Everybody knows that a big international lindy hop event is the definition of a perfect pandemic super-spreading event?
– You get a heap of people together from different regions
– They do a heap of exercise, and they generate lots of saliva and snot and then they rub it all over their faces and and hands…
– And then they touch a zillion different other people, and they touch a zillion more, and then you have eleventy zillion people covered in goobs
– Oh, and everyone is shouting and laughing and coughing and sneezing and blowing respiratory droplets everywhere, including all over nondancing audience
– Then there’s a band full of people on a raised platform, blowing respiratory droplets out of canons and all over the crowd and each other.

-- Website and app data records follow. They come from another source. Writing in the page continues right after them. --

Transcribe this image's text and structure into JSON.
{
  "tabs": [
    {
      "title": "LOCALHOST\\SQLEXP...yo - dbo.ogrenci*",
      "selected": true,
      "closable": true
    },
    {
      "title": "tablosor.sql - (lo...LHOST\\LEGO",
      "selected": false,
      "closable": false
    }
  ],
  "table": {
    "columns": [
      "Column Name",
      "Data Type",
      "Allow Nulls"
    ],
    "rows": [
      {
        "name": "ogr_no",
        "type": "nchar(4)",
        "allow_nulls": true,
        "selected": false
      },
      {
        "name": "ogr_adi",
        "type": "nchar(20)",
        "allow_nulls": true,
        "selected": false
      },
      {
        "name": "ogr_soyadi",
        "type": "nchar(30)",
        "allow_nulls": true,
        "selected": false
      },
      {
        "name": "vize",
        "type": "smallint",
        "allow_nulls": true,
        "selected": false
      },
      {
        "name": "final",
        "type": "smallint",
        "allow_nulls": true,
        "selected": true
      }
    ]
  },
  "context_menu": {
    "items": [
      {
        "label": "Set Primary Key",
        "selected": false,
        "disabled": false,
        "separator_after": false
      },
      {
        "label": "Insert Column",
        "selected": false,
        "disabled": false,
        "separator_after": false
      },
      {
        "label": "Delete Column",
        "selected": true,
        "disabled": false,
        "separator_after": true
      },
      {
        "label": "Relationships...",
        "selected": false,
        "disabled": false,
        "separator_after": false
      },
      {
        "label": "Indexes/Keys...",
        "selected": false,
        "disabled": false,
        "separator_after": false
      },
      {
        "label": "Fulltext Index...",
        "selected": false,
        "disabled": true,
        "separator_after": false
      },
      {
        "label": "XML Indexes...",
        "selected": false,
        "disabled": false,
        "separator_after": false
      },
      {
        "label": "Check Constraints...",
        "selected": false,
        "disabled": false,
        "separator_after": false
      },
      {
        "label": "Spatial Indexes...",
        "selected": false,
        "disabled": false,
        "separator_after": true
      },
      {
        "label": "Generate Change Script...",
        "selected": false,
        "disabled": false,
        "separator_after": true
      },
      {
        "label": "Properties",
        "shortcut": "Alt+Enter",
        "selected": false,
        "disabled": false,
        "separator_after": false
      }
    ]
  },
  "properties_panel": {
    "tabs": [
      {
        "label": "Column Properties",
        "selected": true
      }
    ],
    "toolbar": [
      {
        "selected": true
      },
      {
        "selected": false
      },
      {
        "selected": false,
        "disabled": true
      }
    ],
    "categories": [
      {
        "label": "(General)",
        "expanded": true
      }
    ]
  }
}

That’s pretty shitty, right. But it gets worse.
The virus has an incubation period of 1-14 days. That means:
– You could get the virus, leave your home, fly to the event, attend the week long event, and fly home. All before you showed symptoms.
– You could be contagious during this period. And not know it.
– Even if you only dance with 2 people the entire week, they may then go on to dance with 10 people and 20 people respectively. Who dance with anywhere from 2-50 people. And then they dance with 50 people… and so on.
– But you’re also coughing and touching elevator buttons and eating at the buffet breakfast.
– And you’re standing in line at registration. You’re toting about a bag and sweat towel and drink bottle. All covered in germs.
– All inside an air conditioned hotel with a closed air circulation.
Even if you think you’ll wash your hands and wear a mask, do you have the hygiene skills of an experienced surgeon who never makes mistakes and never gets fatigued?
No. You do not.
And that’s if only _one_ attendee is infected with the virus. Can you be sure that _all_ of the attendees are clear?
Even before we look at the health costs, what are the financial costs?
– Flights are far more expensive, and more likely to be cancelled with no notice. Can you handle a cancelled teacher at the last minute?
– What teacher would work at the event without a massive cancellation policy and huge pay rate? An idiot or a less-good teacher.
– Could your budget handle a smaller ticket sale?
– Insurance rates and policies have changed; are you properly insured?
– All staff will need additional hygiene and safety training. We can’t get organisers to do this to prevent rapes at events.
– You will need to provide masks and gloves, and know how to dispose of them all safely. And so will all your staff. If they’re prepared to take that risk.
– You won’t be able to use wristbands (because they need to be removed for proper hygiene), which means you’ll need a new rego system;
– You’ll have to clean all the class and workshops spaces to a much higher than usual level.
And what are the social costs?
– Your staff are going to be doing lots more work. And it’s stressful, skilled work.
….look, it’s not going to work. And it’s irresponsible to try.
We know that sexual harassment and assault tend to happen within a spectrum of exploitative behaviours. If we see an event where workers are routinely underpaid, overworked, asked to do things they don’t want to or that are unsafe, then we are likely to see sexual harassment as well.
So if we see a dance even being run at the current moment, then can we assume that an event taking risks with the virus is also risking the safety of workers and attendees in other ways? ie are they ok with hiring sexual offenders and with putting attendees and workers in positions where sexual harassment and assault happen?